Re: Teaching mainstream morons about their own flawed theories: Every Cauchy sequence of real numbers converges to a limit.
Posted:
Oct 4, 2017 6:48 AM


On Wednesday, 27 September 2017 09:53:39 UTC4, John Gabriel wrote: > "Every Cauchy sequence of real numbers converges to a limit." > > http://math.caltech.edu/~nets/lecture4.pdf > > In spite of this, you will get thousands of morons (Klyver and "Me" and Burse included) talking about Q as if it is not part of R. > > For example the brainwashed moron Klyver will harp on the irrelevant fact that a Cauchy sequence of rationals may not converge to a rational number, BUT this does not mean the sequence does not converge because ALL Cauchy sequences WITHOUT ANY EXCEPTIONS converge. > > Thus, if every Cauchy sequence converges to some *LIMIT*, then the limit must be DEFINED in each case. Well, to mainstream morons the circularity of their definitions is oblivious because syphilitic brains are unable to think properly. > > Carl Boyer summed it up best: > > "Cauchy had stated in his Cours d'analyse that irrational numbers are to be regarded as the limits of sequences of rational numbers. Since a limit is defined as a number to which the terms of the sequence approach in such a way that ultimately the difference between this number and the terms of the sequence can be made less than any given number, the existence of the irrational number depends, in the definition of limit, upon the known existence, and hence the prior definition, of the very quantity whose definition is being attempted. > > > That is, one cannot define the number sqrt(2) as the limit of the sequence 1, 1.4, 1.41, 1.414, ... because to prove that this sequence has a limit one must assume, in view of the definitions of limits and convergence, the existence of this number as previously demonstrated or defined. Cauchy appears not to have noticed the circularity of the reasoning in this connection, but tacitly assumed that every sequence converging within itself has a limit." > > The History of Calculus and its Conceptual Development' (Page. 281) Carl B. Boyer > > Orangutan academics will try to adorn their recognition of patters in series. By stating an observation about Cauchy sequences whose main attribute is a LIMIT (Because guess what you infinitely stupid imbeciles? You don't have convergence without a LIMIT. A limit in a Cauchy sequence is equivalent to the expression "UPPER BOUND" or "LOWER BOUND") using symbols, they imagine themselves to be sophisticated or "formal". > > Chuckle.
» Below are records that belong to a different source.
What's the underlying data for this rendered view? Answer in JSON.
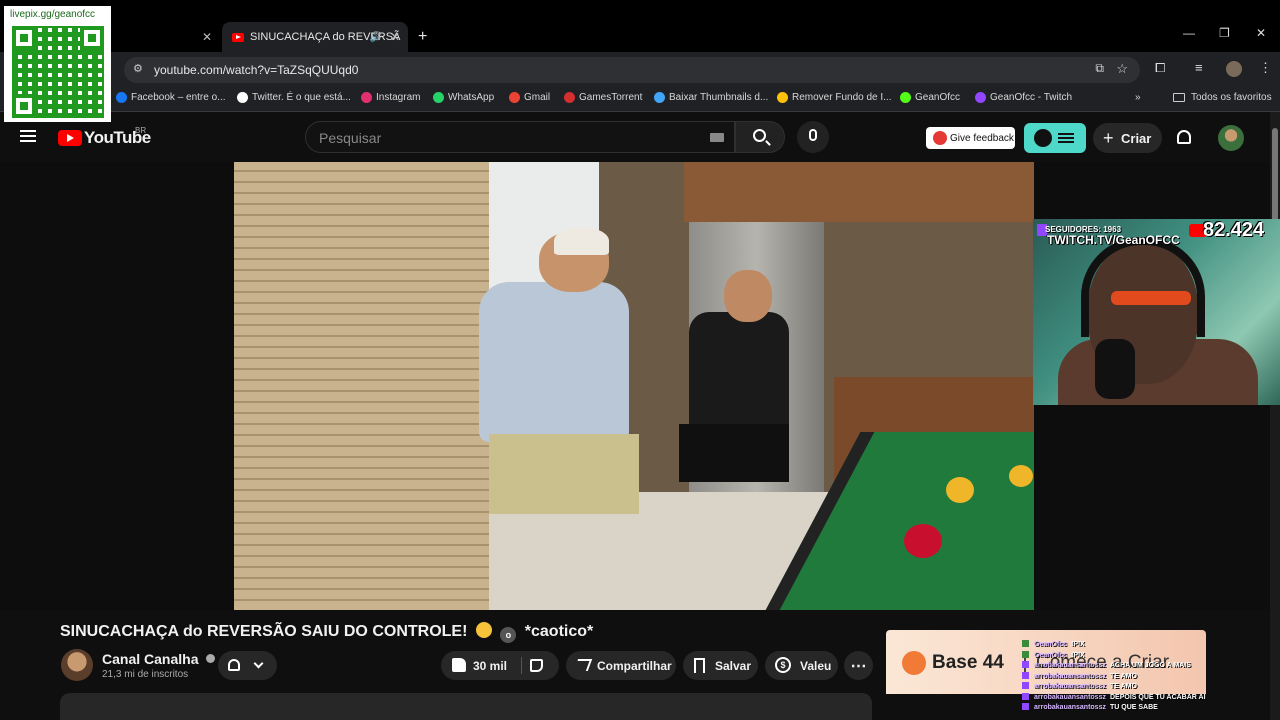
{
  "browser": {
    "active_tab_title": "SINUCACHAÇA do REVERSÃ",
    "url": "youtube.com/watch?v=TaZSqQUUqd0",
    "bookmarks": [
      {
        "label": "Facebook – entre o...",
        "icon": "facebook-icon",
        "color": "#1877f2"
      },
      {
        "label": "Twitter. É o que está...",
        "icon": "x-icon",
        "color": "#ffffff"
      },
      {
        "label": "Instagram",
        "icon": "instagram-icon",
        "color": "#e1306c"
      },
      {
        "label": "WhatsApp",
        "icon": "whatsapp-icon",
        "color": "#25d366"
      },
      {
        "label": "Gmail",
        "icon": "gmail-icon",
        "color": "#ea4335"
      },
      {
        "label": "GamesTorrent",
        "icon": "gamestorrent-icon",
        "color": "#d32f2f"
      },
      {
        "label": "Baixar Thumbnails d...",
        "icon": "thumbnail-icon",
        "color": "#42a5f5"
      },
      {
        "label": "Remover Fundo de I...",
        "icon": "removebg-icon",
        "color": "#ffc107"
      },
      {
        "label": "GeanOfcc",
        "icon": "kick-icon",
        "color": "#53fc18"
      },
      {
        "label": "GeanOfcc - Twitch",
        "icon": "twitch-icon",
        "color": "#9146ff"
      }
    ],
    "all_bookmarks_label": "Todos os favoritos"
  },
  "qr": {
    "label": "livepix.gg/geanofcc"
  },
  "youtube": {
    "logo_text": "YouTube",
    "region": "BR",
    "search_placeholder": "Pesquisar",
    "feedback_label": "Give feedback",
    "create_label": "Criar"
  },
  "webcam": {
    "followers_text": "SEGUIDORES: 1963",
    "channel_text": "TWITCH.TV/GeanOFCC",
    "viewer_count": "82.424"
  },
  "video": {
    "title": "SINUCACHAÇA do REVERSÃO SAIU DO CONTROLE!",
    "title_tag": "*caotico*",
    "channel_name": "Canal Canalha",
    "subscribers": "21,3 mi de inscritos",
    "likes": "30 mil",
    "share_label": "Compartilhar",
    "save_label": "Salvar",
    "valeu_label": "Valeu"
  },
  "ad": {
    "brand": "Base 44",
    "cta": "Comece a Criar"
  },
  "chat": [
    {
      "user": "GeanOfcc",
      "text": "!PIX"
    },
    {
      "user": "GeanOfcc",
      "text": "!PIX"
    },
    {
      "user": "arrobakauansantossz",
      "text": "ACHA UM JOGO A MAIS"
    },
    {
      "user": "arrobakauansantossz",
      "text": "TE AMO"
    },
    {
      "user": "arrobakauansantossz",
      "text": "TE AMO"
    },
    {
      "user": "arrobakauansantossz",
      "text": "DEPOIS QUE TU ACABAR AI"
    },
    {
      "user": "arrobakauansantossz",
      "text": "TU QUE SABE"
    }
  ]
}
I suppose that stating a definition without symbols is like attending a meeting in jeans and tshirt, whereas the meeting is attending in a suit when symbols are used. Only problem is that a monkey in a suit is a monkey no less. > > > The Informal Definition: > A sequence of rational numbers is called Cauchy if for any random value, say ? and an index N into the sequence, the distance between any two consecutive terms whose indexes are both greater than N, is less than ?. > > Now for the "formal" definition: > > A sequence of real numbers {a_n} is a Cauchy sequence provided that for every ? > 0, there is a natural number N so that when n, m ? N, we have that.  a_n ? a_m.  ? ?. > > Moron Klyver pay attention! It says "sequence of real numbers", but there are never any other sequences besides those of "rational numbers". Did you get this you baboon? Chuckle. It is irrelevant whether a sequence converges in the rationals or the mythical "reals". > > Comments are unwelcome and will be ignored. > > Posted on this newsgroup in the interests of public education and to eradicate ignorance and stupidity from mainstream mythmatics. > > gilstrang@gmail.com (MIT) > huizenga@psu.edu (HARVARD) > andersk@mit.edu (MIT) > david.ullrich@math.okstate.edu (David Ullrich) > djoyce@clarku.edu > markcc@gmail.com
Even "Me" has finally understood that my definition is a D. Cut.
L={1 < x < pi} and R={pi < x < 4} where x \in Q
is a valid D Cut.
You can choose any other elements m and n such that m < pi < n and it will conform as follows:
L={m < x < pi} and R={pi < x < n} where x \in Q
END OF DISCUSSION.